Whether you just adopted a new kitten for the holidays or if you have had your pet cat for years, it is important to make sure that you stay on top of regular check-ups at your local veterinarian in the South Coast area. Anchor Animal Hospital in Dartmouth provides a wide variety of care for cats, including feline dental care and Southeastern Massachusetts emergency vet services. Annual check-ups are recommended for cats, with more frequent visits being required for new kittens and older cats, depending on their health. Your vet can make sure that your cat has all of the required vaccinations to keep them safe and healthy year-round.
Aside from regular check-ups at your local veterinary hospital, there are other things that you can do at home to help keep your cat happy and well-cared for on a regular basis. Below are some basic and advanced cat care tips that pet owners can use. It is important to understand that each cat is different. Some will respond well to the tips posted below, while for others, they may not fully apply. In other words, when it comes to cats, your mileage may vary.
Some cats really love drinking fountains. While they don’t consume as much water as dogs and other common pets, they are really picky about the water that they do drink. Proper hydration is important to your cat’s health, so anything you can do to encourage them to drink an adequate amount each day, the better. Pet drinking fountains are one proven way to get most cats to drink more. Many cat owners will attest to their kitty’s interest in a dripping water faucet and this is pretty much the same idea. In the wild, cats prefer to drink from running streams rather than stagnant pools – for good reason. Many experts think that this is an instinct that goes all the way back to their wild roots.
Cats are notorious for hiding symptoms of illness and pain. Once again, it is their natural instincts that make them feel the need to hide any weaknesses. As a result, cat owners need to be on the lookout for common symptoms that can indicate serious issues. One symptom is panting. While it is common for dogs to pant throughout the day to cool themselves down, it is not normal for a cat to pant. Panting cats can be under stress and displaying their feelings of anxiety or they could be experiencing cardiovascular or respiratory problems. It is important to get your cat to your Southeastern Massachusetts emergency vet right away if you see them panting, just to be safe. Symptoms of a cat in pain can be difficult to detect and can include aggressiveness and becoming more withdrawn, hesitations with climbing or jumping, not using the litter box, as well as reducing or stopping grooming completely. Schedule an appointment at the animal hospital in Dartmouth if you suspect that your cat might be in pain for any reason.

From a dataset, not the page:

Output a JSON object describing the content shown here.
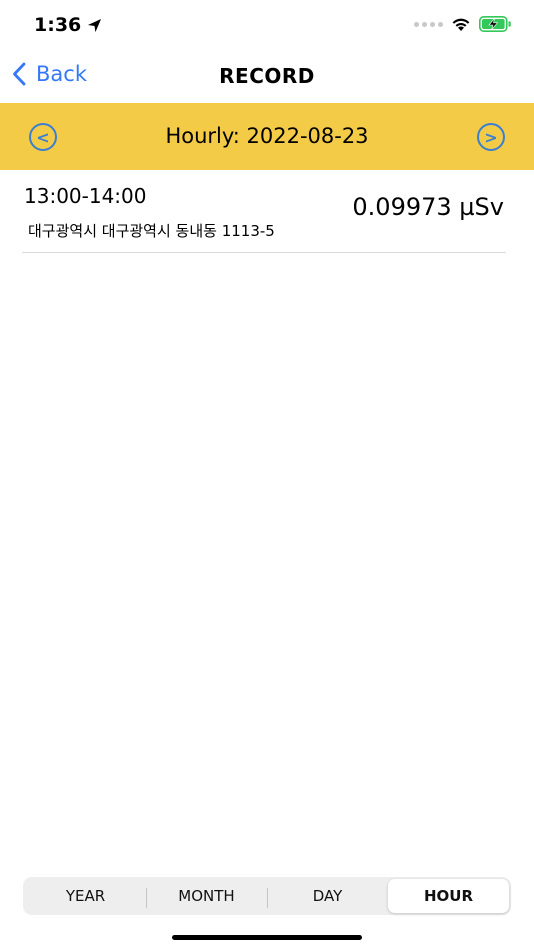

Wet vs Dry Food
Many cat owners are surprised to discover that many veterinarians in the South Coast area recommend canned cat food over dry kibble style food. Some think that dry food is better as part of an overall approach to feline dental care, while others think that dry food is better due to a greater balance in nutrition, however canned foods have something that dry foods don’t have: water content. Most cats are under-hydrated for most of their lives and canned foods are 70 percent water, providing needed moisture. Canned foods are also easier for senior cats to eat and have a higher percentage of protein and fat, which is seriously lacking in dry foods.
People naturally look at their pet’s faces to try and read their emotions or feelings on a certain issue or situation, but they should really be checking out their tails. A cat’s mood can be gauged simply by looking at the way the tail is moving. For example, a tail that is swishing around quickly can mean, “go away – leave me alone”, while a tail that is moving smoothly and evenly can mean, “pet me – I love you!” Other signals, include an upright tail, which signifies happiness; a low and erratically twitching tail, which signifies a curious or hunting cat; and a still, non-moving tail, which signifies an uninterested or bored cat.
Get Regular Check-Ups at Anchor Animal Hospital in Dartmouth
If you have a pet cat and live in the South Coast area, consider bringing your feline friend in for a regular check-up at our local veterinary hospital. Anchor Animal Hospital is also a popular Southeastern Massachusetts emergency vet, which can perform on-site surgeries, conduct testing and even provide physical therapy and other treatments. Give us a call at 508-996-3731 and schedule an appointment or speak with one of our team members to learn more about our services.